Here at mental_floss, we're still reeling from the news that Crocodile Hunter Steve Irwin was killed yesterday. He, like us, thought that education could be joyous and goofy -- in fact, when this New York Times multiple-choice quiz asked readers his name (it's question 6), it offered our very own Will Pearson as one of the wrong answers. Rather than send Will down to Australia to continue Steve's legacy, we thought we'd offer up some facts about Steve's favorite animal as a tribute:
- There are only about 600 American Crocodiles in this country, all of them found in Florida. The South American Caiman is much more abundant and may have been first brought to the U.S. as a pet.
- If baby crocodiles are having trouble making it out of their eggs, the mother may crack the eggs open with her teeth.
- The crocodile-god Sobek was so popular in the ancient Egyptian city of Arsinoe that the Greeks referred to the city as "Crocodilopolis." Egyptians used crocodiles as everything from a decorative motif to a dispenser of birth control (they thought the animals' dung had contraceptive powers).
- In the first Jurassic Park, the T-Rex's roar was a remix of sounds from a crocodile, a lion, a tiger and a baby elephant.
And this, from our new issue: "Between 1925 and 1928, French tennis star Jean Rene Lacoste won seven Grand Slam men's singles events -- and he might have won more, had he not become ridiculously rich by inventing the world's first good tennis shirt. In the 1920s, tennis players wore long-sleeve, heavily starched dress shirts, often with ties. Lacoste grew weary of the outfits, so he designed a short-sleeve shirt with a longer shirttail in the back and a flat collar. Light and comfortable, Lacoste's shirts were an immediate hit when he began mass-producing them. But what about the logo?
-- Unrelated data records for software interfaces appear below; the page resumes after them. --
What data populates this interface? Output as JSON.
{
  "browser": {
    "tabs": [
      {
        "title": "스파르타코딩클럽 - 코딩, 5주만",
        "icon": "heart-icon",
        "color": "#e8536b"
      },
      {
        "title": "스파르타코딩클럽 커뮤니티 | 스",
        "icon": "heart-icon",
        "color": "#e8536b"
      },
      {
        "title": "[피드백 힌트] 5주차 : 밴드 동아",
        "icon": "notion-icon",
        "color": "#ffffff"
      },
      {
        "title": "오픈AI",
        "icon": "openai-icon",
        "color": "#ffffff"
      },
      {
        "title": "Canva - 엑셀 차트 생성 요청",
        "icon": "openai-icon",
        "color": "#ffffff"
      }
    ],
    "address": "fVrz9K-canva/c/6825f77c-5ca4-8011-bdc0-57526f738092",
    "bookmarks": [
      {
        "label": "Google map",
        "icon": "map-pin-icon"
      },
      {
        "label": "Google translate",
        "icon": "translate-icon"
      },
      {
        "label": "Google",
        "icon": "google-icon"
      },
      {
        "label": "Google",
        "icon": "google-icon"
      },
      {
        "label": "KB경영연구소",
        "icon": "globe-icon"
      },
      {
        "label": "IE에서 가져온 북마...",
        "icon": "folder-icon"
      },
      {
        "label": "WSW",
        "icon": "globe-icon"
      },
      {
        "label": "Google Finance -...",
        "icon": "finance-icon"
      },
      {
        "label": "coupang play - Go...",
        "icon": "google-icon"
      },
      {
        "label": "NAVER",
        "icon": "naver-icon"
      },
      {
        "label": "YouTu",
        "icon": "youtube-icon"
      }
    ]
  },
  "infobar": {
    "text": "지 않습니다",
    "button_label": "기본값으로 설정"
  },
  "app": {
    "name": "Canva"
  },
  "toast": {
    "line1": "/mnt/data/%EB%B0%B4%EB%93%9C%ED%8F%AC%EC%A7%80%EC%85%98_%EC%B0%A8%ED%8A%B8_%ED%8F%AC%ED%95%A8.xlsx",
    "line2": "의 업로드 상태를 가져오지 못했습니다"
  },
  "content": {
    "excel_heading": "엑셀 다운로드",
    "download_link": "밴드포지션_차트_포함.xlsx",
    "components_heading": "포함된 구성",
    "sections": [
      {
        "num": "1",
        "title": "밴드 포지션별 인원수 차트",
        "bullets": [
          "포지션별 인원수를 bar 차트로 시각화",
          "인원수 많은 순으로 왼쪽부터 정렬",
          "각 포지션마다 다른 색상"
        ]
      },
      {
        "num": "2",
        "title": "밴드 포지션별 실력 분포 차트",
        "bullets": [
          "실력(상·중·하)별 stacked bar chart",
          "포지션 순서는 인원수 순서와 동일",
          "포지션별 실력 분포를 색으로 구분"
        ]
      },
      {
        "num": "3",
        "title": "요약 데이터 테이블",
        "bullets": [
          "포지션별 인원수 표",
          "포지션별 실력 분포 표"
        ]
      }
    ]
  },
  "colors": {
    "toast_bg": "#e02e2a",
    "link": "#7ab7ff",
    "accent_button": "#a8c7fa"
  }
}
Known as 'Le Crocodile' for his on-court tenacity, Lacoste added the iconic croc to his clothing line in the mid 1930s -- the first time a logo is known to have appeared on the outside of a shirt."
Lacoste also seems to have started the trend for popped collars, which is one peril we're sure Steve Irwin would have been savvy enough to avoid. RIP, Steve, we'll miss you.